Mark A. Simon Oct. 26, 2016

Have you recently been injured at work? If so, you have probably reported your injury to your employer and started the process of applying for workers’ compensation. What should you do while you wait to hear whether your application has been denied or approved? Be careful, according to Denver workers’ compensation attorney Mark A. Simon, who warns that your employer’s insurance company is probably watching your every movement.

Why Do Insurance Companies Spy on Victims?

After you file your workers’ compensation claim, your employer’s insurance company may immediately hire a private investigator and assign him to your case. Why? The insurance company wants to ensure they do not pay you any money you are not entitled to, so if you are faking or exaggerating an injury, they want to know about it.

How Do They Monitor Your Behavior?

Private investigators will go to great lengths to determine whether you are being dishonest about your injury. They may visit your neighbors and ask about your behavior to see if anything suspicious turns up. Or, they may stick around your neighborhood to try to catch you running outside or doing intense yard work you couldn’t possibly do if you were injured.
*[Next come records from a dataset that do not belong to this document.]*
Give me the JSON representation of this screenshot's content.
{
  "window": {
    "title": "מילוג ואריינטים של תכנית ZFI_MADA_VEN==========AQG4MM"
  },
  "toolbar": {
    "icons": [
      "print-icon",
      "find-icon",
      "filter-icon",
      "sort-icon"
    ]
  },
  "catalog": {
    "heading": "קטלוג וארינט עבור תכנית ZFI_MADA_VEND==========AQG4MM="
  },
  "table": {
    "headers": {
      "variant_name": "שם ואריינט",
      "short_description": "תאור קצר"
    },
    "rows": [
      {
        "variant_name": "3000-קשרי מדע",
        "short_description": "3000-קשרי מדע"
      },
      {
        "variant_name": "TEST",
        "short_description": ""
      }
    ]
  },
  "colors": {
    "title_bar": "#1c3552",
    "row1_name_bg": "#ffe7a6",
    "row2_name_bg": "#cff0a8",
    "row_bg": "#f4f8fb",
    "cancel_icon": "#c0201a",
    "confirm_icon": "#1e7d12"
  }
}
Believe it or not, private investigators will even dig for information about you online. It’s very common for these investigators to find you on social media and dig through your personal information if you do not have strict privacy settings on your personal page. What exactly are they looking for? Let’s say you have filed a claim regarding a back injury you suffered on the job that has left you unable to work. But, you recently posted pictures on Facebook of you and your best friend rock climbing at a local gym. These pictures will be used against you in court to prove you are not as injured as you claim to be.

How Should You Protect Yourself?

Throughout the workers’ compensation application process, you have to be honest. You should never fabricate or exaggerate the extent of your injuries in an attempt to get more money from your employer’s insurance. But besides being honest, you should also be very careful about what you post online. Investigators can easily take a picture or status update out of context to make it seem incriminating, so it’s best to post nothing at all until your case has been resolved.

You should never talk about the status of your case on social media. Even if what you say is appropriate, you can’t control what your friends or family members will say in the comments, and if they say something out of line, this can reflect badly on you.

Or, keep your social media profiles on the most restrictive privacy settings possible. During the time your claim is being processed, do not accept friend requests from anyone you don’t know in case it is an investigator attempting to look at your activity. Learn more about keeping your social media profiles private.

If you have any questions about your workers’ compensation case, attorney Mark A. Simon can help. If you have been injured because of someone else’s negligence, call us or contact Mark A. Simon to discuss your rights during a free consultation.